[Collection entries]
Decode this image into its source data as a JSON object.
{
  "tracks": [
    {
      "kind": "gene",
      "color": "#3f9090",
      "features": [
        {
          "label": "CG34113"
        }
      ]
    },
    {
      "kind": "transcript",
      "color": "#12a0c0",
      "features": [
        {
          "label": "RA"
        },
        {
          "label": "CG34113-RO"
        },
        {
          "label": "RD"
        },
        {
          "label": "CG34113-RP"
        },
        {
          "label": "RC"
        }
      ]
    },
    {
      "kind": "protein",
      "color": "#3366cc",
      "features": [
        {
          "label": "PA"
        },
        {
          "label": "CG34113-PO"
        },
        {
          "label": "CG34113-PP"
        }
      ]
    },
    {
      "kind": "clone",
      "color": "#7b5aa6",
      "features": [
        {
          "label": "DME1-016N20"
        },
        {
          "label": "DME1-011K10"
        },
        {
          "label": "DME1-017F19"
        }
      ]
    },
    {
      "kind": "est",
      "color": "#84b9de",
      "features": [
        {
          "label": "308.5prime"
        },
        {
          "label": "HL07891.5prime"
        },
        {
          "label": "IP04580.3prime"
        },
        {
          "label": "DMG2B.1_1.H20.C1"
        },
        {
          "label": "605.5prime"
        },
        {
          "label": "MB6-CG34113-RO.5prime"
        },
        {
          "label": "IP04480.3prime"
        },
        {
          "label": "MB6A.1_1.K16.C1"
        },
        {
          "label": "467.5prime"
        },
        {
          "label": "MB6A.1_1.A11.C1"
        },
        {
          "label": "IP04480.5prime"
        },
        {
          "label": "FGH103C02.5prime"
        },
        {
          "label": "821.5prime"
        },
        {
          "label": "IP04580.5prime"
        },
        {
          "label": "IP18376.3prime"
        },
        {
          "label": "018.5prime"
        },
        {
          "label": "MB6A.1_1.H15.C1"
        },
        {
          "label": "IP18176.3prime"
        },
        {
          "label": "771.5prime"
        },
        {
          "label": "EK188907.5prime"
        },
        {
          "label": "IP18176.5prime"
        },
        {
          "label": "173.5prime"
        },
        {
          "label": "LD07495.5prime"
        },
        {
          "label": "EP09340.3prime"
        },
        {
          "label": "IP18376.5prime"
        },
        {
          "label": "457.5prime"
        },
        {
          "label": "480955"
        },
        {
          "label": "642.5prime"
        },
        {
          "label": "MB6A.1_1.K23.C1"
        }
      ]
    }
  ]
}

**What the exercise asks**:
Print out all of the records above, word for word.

**Answer section**:
Decode this image into its source data as a JSON object.
{
  "tracks": [
    {
      "kind": "gene",
      "color": "#3f9090",
      "features": [
        {
          "label": "CG34113"
        }
      ]
    },
    {
      "kind": "transcript",
      "color": "#12a0c0",
      "features": [
        {
          "label": "RA"
        },
        {
          "label": "CG34113-RO"
        },
        {
          "label": "RD"
        },
        {
          "label": "CG34113-RP"
        },
        {
          "label": "RC"
        }
      ]
    },
    {
      "kind": "protein",
      "color": "#3366cc",
      "features": [
        {
          "label": "PA"
        },
        {
          "label": "CG34113-PO"
        },
        {
          "label": "CG34113-PP"
        }
      ]
    },
    {
      "kind": "clone",
      "color": "#7b5aa6",
      "features": [
        {
          "label": "DME1-016N20"
        },
        {
          "label": "DME1-011K10"
        },
        {
          "label": "DME1-017F19"
        }
      ]
    },
    {
      "kind": "est",
      "color": "#84b9de",
      "features": [
        {
          "label": "308.5prime"
        },
        {
          "label": "HL07891.5prime"
        },
        {
          "label": "IP04580.3prime"
        },
        {
          "label": "DMG2B.1_1.H20.C1"
        },
        {
          "label": "605.5prime"
        },
        {
          "label": "MB6-CG34113-RO.5prime"
        },
        {
          "label": "IP04480.3prime"
        },
        {
          "label": "MB6A.1_1.K16.C1"
        },
        {
          "label": "467.5prime"
        },
        {
          "label": "MB6A.1_1.A11.C1"
        },
        {
          "label": "IP04480.5prime"
        },
        {
          "label": "FGH103C02.5prime"
        },
        {
          "label": "821.5prime"
        },
        {
          "label": "IP04580.5prime"
        },
        {
          "label": "IP18376.3prime"
        },
        {
          "label": "018.5prime"
        },
        {
          "label": "MB6A.1_1.H15.C1"
        },
        {
          "label": "IP18176.3prime"
        },
        {
          "label": "771.5prime"
        },
        {
          "label": "EK188907.5prime"
        },
        {
          "label": "IP18176.5prime"
        },
        {
          "label": "173.5prime"
        },
        {
          "label": "LD07495.5prime"
        },
        {
          "label": "EP09340.3prime"
        },
        {
          "label": "IP18376.5prime"
        },
        {
          "label": "457.5prime"
        },
        {
          "label": "480955"
        },
        {
          "label": "642.5prime"
        },
        {
          "label": "MB6A.1_1.K23.C1"
        }
      ]
    }
  ]
}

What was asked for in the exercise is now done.